Thank you especially for bringing up a unique point I haven't considered yet (or others forgive me if I didn't see it earlier in something you pointed out):
Project is a perfect thing for new users to start with.
This is extremely important as GitLab grows in functionality and complexity. This is indeed a powerful abstraction for new users. Just the right balance of power and simplicity. And it's crucial for us to maintain that if want to continue attracting new users and customers.
Being able to group projects into a sub-group is definitely great, but I wonder what the next step is? Assuming sub-groups are possessive of their projects, meaning one project can only belong to one sub-group, then you've got a rigid hierarchy, which works fine for a lot of cases. But when we talk about teams and repos, one thing to recognize is that these are often not exclusive relationships. For example, the CI team wants their own project management, issue boards, etc., but writes code in the same repos as the rest of Gitlab. Even if we were using microservices, that would likely still be true. So team to project is not a hierarchy.
Even when thinking about a "product", it's not always possible to draw unique boundaries between sets of services to declare them in a hierarchy. There's overlapping dependencies, even circular dependencies sometimes.
Is there some world where teams are actually independent things that can be attached to multiple projects in a many-to-many relationship?
Sorry to intervene on this issue but we use GitLab with what I think is a typical use case: we have 1 back-end project that is used for our public server. We also have 3 different repositories for our 3 mobile applications (iOS, Android, Windows) that discuss with our back-end.
For now, we have difficulties planning a new mobile feature since we don't know yet on what platform the feature will be started. To solve that, we created a new "Mobile" project that manages every "high level" issues for mobile development. The purpose of this project is to manage meta-issues that will later create issues into other projects.
Following the whole discussion and specifically @markpundsack's last comment, I was wondering about adding some cross-projects tools?

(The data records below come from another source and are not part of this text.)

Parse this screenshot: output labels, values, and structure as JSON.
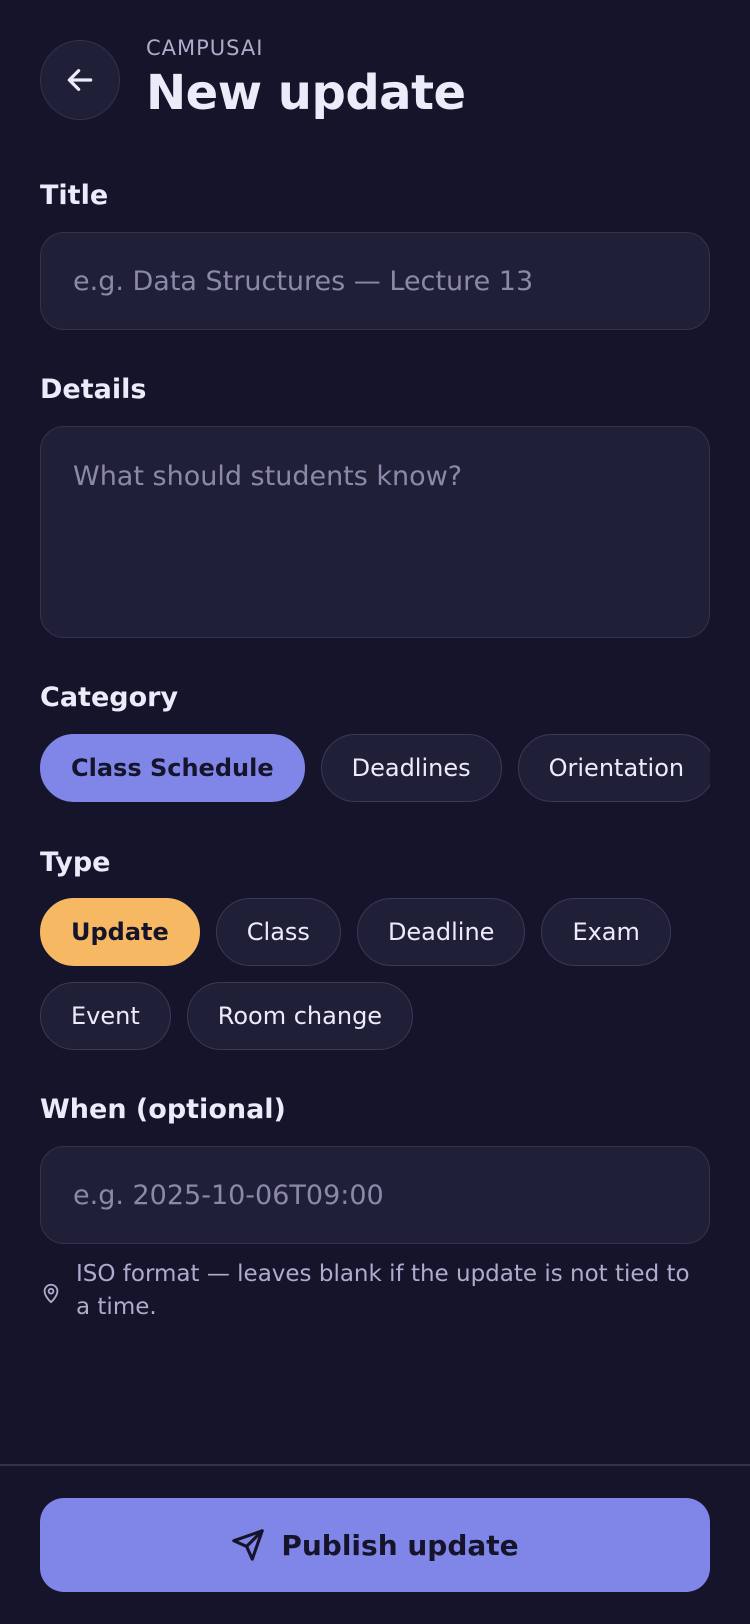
{
  "header": {
    "app_name": "CAMPUSAI",
    "title": "New update",
    "back_icon": "arrow-left-icon"
  },
  "form": {
    "title_label": "Title",
    "title_placeholder": "e.g. Data Structures — Lecture 13",
    "title_value": "",
    "details_label": "Details",
    "details_placeholder": "What should students know?",
    "details_value": "",
    "category_label": "Category",
    "categories": [
      {
        "label": "Class Schedule",
        "selected": true
      },
      {
        "label": "Deadlines",
        "selected": false
      },
      {
        "label": "Orientation",
        "selected": false
      },
      {
        "label": "",
        "selected": false
      }
    ],
    "type_label": "Type",
    "types": [
      {
        "label": "Update",
        "selected": true
      },
      {
        "label": "Class",
        "selected": false
      },
      {
        "label": "Deadline",
        "selected": false
      },
      {
        "label": "Exam",
        "selected": false
      },
      {
        "label": "Event",
        "selected": false
      },
      {
        "label": "Room change",
        "selected": false
      }
    ],
    "when_label": "When (optional)",
    "when_placeholder": "e.g. 2025-10-06T09:00",
    "when_value": "",
    "hint_icon": "map-pin-icon",
    "hint_text": "ISO format — leaves blank if the update is not tied to a time."
  },
  "footer": {
    "publish_label": "Publish update",
    "publish_icon": "send-icon"
  },
  "colors": {
    "background": "#15142a",
    "surface": "#201f38",
    "accent": "#7f86e8",
    "type_accent": "#f6b862",
    "text": "#ecebfa",
    "muted": "#aeaccd"
  }
}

I am not totally clear on what could be possible but I think it can be an alternative to using a rigid hierarchy.
For example, we could add the ability to extend the task concept to easily create/track remote issues. I was thinking about something like
- [ ] project#123that could render as - [ ] link to project link to issue with its title and labels. Checkbox would be readonly and based on the state (open/closed) of the remote issue. We could also add the syntax

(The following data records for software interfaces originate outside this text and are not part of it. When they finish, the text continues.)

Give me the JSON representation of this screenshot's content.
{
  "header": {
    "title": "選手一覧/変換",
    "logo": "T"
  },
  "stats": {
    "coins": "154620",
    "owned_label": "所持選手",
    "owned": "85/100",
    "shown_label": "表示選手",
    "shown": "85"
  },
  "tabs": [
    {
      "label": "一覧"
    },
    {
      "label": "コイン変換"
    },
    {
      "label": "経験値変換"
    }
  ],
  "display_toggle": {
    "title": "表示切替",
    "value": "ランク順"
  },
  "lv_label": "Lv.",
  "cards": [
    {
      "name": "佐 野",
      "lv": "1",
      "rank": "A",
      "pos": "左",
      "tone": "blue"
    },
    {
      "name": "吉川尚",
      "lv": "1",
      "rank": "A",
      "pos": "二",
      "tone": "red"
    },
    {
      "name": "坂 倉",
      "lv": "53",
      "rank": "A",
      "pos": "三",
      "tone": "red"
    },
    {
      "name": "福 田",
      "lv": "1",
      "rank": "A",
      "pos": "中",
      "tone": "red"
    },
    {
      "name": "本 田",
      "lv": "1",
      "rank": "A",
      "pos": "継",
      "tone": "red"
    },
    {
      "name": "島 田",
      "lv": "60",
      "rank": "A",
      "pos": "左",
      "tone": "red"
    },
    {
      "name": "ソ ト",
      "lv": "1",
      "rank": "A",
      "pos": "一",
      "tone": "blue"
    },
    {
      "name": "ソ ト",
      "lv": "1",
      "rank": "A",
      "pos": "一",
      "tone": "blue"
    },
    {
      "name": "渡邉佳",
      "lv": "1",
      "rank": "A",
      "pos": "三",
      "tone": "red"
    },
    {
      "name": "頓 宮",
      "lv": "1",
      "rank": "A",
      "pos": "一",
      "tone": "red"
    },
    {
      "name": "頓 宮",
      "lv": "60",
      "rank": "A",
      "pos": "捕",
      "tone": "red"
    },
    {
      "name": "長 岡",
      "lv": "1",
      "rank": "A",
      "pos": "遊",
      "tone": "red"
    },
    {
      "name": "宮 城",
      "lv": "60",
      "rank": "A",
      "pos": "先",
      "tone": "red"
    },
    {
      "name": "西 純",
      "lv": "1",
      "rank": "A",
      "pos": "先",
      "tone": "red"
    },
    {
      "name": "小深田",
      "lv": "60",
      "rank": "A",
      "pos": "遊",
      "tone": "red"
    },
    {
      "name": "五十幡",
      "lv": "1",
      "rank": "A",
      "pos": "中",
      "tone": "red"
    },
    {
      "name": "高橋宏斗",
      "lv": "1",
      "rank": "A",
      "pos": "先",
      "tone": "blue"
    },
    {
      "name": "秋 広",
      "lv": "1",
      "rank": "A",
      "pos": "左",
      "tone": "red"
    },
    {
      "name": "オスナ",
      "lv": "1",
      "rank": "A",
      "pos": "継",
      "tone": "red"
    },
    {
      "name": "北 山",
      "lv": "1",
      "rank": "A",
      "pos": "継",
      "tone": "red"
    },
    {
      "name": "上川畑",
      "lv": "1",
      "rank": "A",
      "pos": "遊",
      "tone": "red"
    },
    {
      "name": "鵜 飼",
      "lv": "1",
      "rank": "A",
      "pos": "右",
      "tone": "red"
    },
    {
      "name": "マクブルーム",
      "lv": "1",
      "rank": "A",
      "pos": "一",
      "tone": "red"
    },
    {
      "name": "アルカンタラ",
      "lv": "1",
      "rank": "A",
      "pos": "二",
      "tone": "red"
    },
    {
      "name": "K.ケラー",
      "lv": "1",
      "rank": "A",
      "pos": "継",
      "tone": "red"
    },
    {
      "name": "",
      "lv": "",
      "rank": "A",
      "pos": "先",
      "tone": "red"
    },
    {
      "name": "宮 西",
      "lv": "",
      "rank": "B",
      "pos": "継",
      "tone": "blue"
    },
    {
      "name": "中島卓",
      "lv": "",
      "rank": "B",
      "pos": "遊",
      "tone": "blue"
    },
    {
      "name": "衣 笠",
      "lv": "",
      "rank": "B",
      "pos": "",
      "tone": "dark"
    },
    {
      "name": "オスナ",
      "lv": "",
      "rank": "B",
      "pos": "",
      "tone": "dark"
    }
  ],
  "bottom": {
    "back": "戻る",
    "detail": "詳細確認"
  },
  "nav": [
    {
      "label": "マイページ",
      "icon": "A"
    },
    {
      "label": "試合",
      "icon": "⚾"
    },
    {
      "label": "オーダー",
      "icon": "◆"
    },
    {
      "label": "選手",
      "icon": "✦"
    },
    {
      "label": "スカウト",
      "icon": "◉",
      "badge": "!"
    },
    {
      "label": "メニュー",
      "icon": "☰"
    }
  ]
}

- [ ] project# Title of the issue(without issue ID) that will render as a create button to easily create this issue in the remote project and append the issue ID once the issue is created.

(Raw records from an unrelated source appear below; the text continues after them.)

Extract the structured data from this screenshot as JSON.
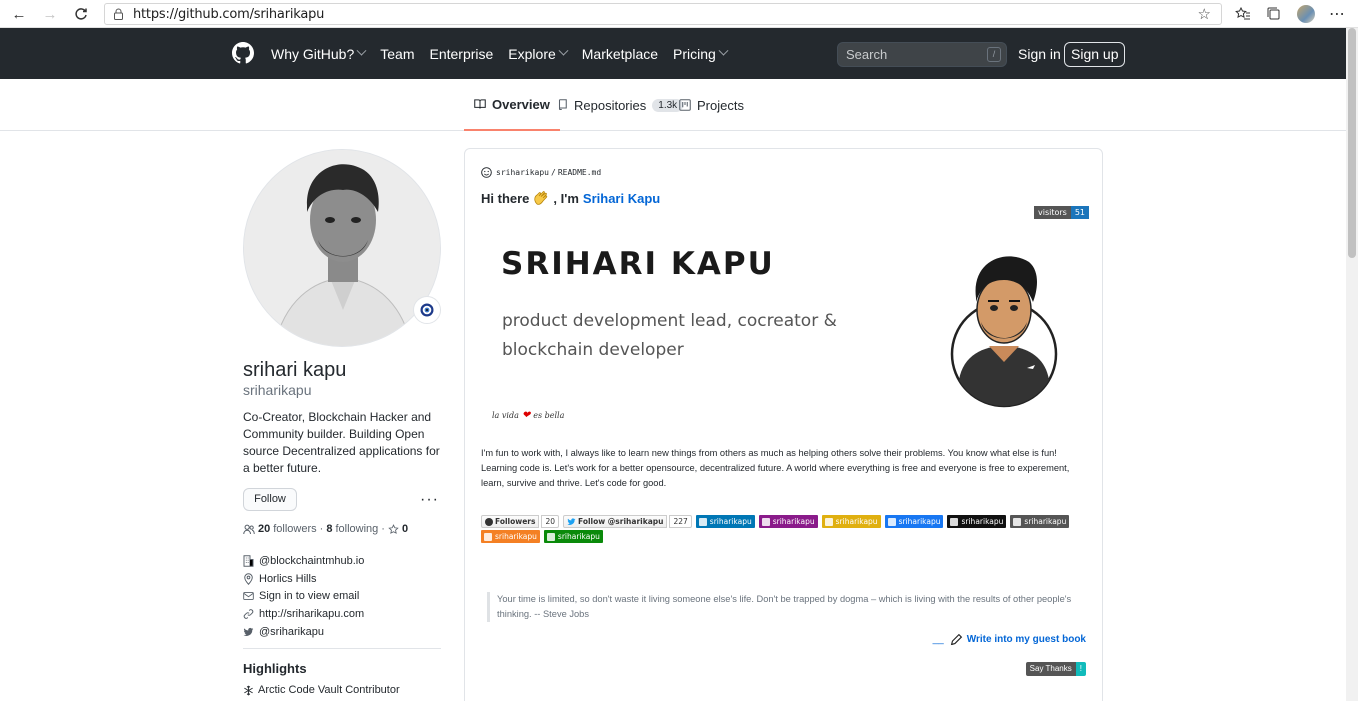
{
  "browser": {
    "url": "https://github.com/sriharikapu"
  },
  "header": {
    "nav": [
      "Why GitHub?",
      "Team",
      "Enterprise",
      "Explore",
      "Marketplace",
      "Pricing"
    ],
    "search_placeholder": "Search",
    "search_key": "/",
    "signin_label": "Sign in",
    "signup_label": "Sign up"
  },
  "tabs": [
    {
      "label": "Overview",
      "active": true
    },
    {
      "label": "Repositories",
      "count": "1.3k"
    },
    {
      "label": "Projects"
    }
  ],
  "profile": {
    "name": "srihari kapu",
    "login": "sriharikapu",
    "bio": "Co-Creator, Blockchain Hacker and Community builder. Building Open source Decentralized applications for a better future.",
    "follow_label": "Follow",
    "more_label": "···",
    "followers_count": "20",
    "followers_label": "followers",
    "following_count": "8",
    "following_label": "following",
    "stars_count": "0",
    "company": "@blockchaintmhub.io",
    "location": "Horlics Hills",
    "email": "Sign in to view email",
    "website": "http://sriharikapu.com",
    "twitter": "@sriharikapu",
    "highlights_title": "Highlights",
    "highlight_item": "Arctic Code Vault Contributor"
  },
  "readme": {
    "path_user": "sriharikapu",
    "path_sep": "/",
    "path_file": "README.md",
    "hi_prefix": "Hi there",
    "hi_middle": ", I'm",
    "hi_name": "Srihari Kapu",
    "visitors_label": "visitors",
    "visitors_count": "51",
    "banner_name": "SRIHARI KAPU",
    "banner_role": "product development lead, cocreator & blockchain developer",
    "motto_left": "la vida",
    "motto_right": "es bella",
    "about": "I'm fun to work with, I always like to learn new things from others as much as helping others solve their problems. You know what else is fun! Learning code is. Let's work for a better opensource, decentralized future. A world where everything is free and everyone is free to experement, learn, survive and thrive. Let's code for good.",
    "badges": {
      "followers_label": "Followers",
      "followers_count": "20",
      "twitter_label": "Follow @sriharikapu",
      "twitter_count": "227",
      "linkedin": "sriharikapu",
      "instagram": "sriharikapu",
      "angellist": "sriharikapu",
      "facebook": "sriharikapu",
      "medium": "sriharikapu",
      "telegram": "sriharikapu",
      "stackoverflow": "sriharikapu",
      "codementor": "sriharikapu"
    },
    "quote": "Your time is limited, so don't waste it living someone else's life. Don't be trapped by dogma – which is living with the results of other people's thinking. -- Steve Jobs",
    "guestbook_dash": "__",
    "guestbook_label": "Write into my guest book",
    "saythanks_label": "Say Thanks",
    "saythanks_mark": "!"
  },
  "colors": {
    "header_bg": "#24292e",
    "link": "#0366d6",
    "active_tab": "#f9826c",
    "linkedin": "#0077b5",
    "instagram": "#8a1b8a",
    "angellist": "#e0b010",
    "facebook": "#1877f2",
    "medium": "#111111",
    "telegram": "#555555",
    "stackoverflow": "#f48024",
    "codementor": "#0a8a0a"
  }
}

It does not solve all the problems stated on this discussion but I think it could help projects collaboration as a whole, and could also be used for other purposes like tracking issues across multiple public (open source?) projects.
On the subject of team issues vs multiple project repos: Even if you did go down the route of multiple repos for a project, I'd still imagine that I'd want the ability to see issues at a group level. Whereas the opposite isn't necessarily true.
I also agree that it should be developed with a mind to the future, but shouldn't be over-engineered into a corner. Release Early and Release Often. E.g. don't worry about forcing issue creators having to choose a particular repo. Add that in later if required. Maybe some teams would want to force people to put their issues straight into a repo.